Surgical teams have reduced urinary tract infection rate by cutting catheter use in the operating theatre, according to US researchers who say there is a need to change clinical culture in hospitals.
Theatre teams at a teaching hospital in Chicago targeted UTI prevention during short procedures by decreasing catheter use that was deemed to be unnecessary.
“Our thought was to look at… how we can get surgeons… and nurses to think critically about using catheters”
The study authors said current guidelines tended to concentrate on the postoperative period, after patients have left theatre and are in the recovery room, or after they have been transferred to beds on the hospital floor.
Anthony Yang, an assistant professor of surgical oncology at Northwestern University Feinberg School of Medicine, said: “Our thought was to look at what happens in the operating room and how we can get surgeons… and nurses to think critically about using catheters.”
He said the objective was to change clinical culture, because clinicians tended to “err on the conservative side and order catheters routinely”.
The research team developed consensus criteria for the placement of catheters depending on the expected length of each procedure.
“Using catheters to measure urine output is more important in long surgical cases, but catheters may not be necessary in shorter ones,” said Dr Yang.
For cases lasting three hours or less, a catheter would not be inserted unless there was specific indication for it, and it would be removed in the surgical theatre or the recovery room immediately after the procedure.
The move followed data showing the catheter-related UTIs were previously higher at the Northwestern Memorial Hospital than at other similar hospitals.
In the year before the study, the researchers said 67% of all catheters in those who underwent surgical procedures were used in patients who may not have needed them and only 22% of the catheters were removed immediately after the procedure.
In the five months after the study, there was a 12% decrease in the rate of catheter insertion in patients whose procedure required less than three hours, and a 6% increase in the number of catheters that were removed within minutes of the completion of surgical procedures.
As a result, the programme has reduced the number of UTIs associated with catheters that were placed in surgical patients while they were in the operating theatre, according to the researchers.
The rate of catheter-associated UTI averaged two per month in the months before the programme, but afterwards fell to 0.4 per month over five months and was zero in three of them.

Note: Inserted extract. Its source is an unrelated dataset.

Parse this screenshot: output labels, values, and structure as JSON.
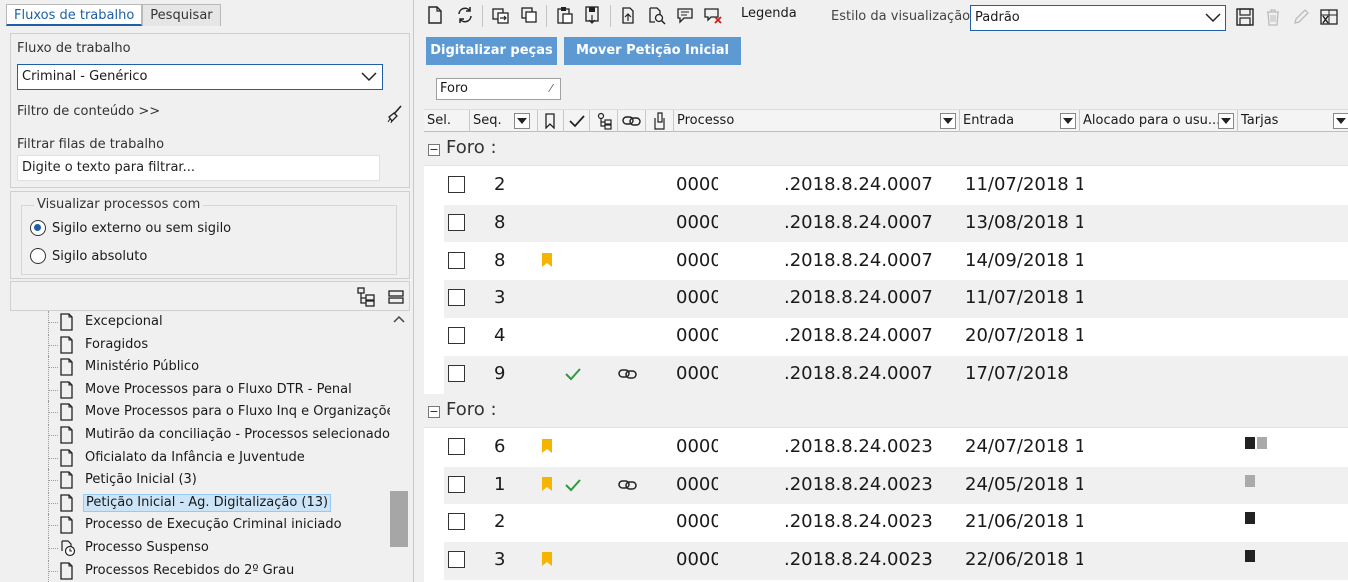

The study results were presented on Sunday at the 2015 conference of the American College of Surgeons National Surgical Quality Improvement Program.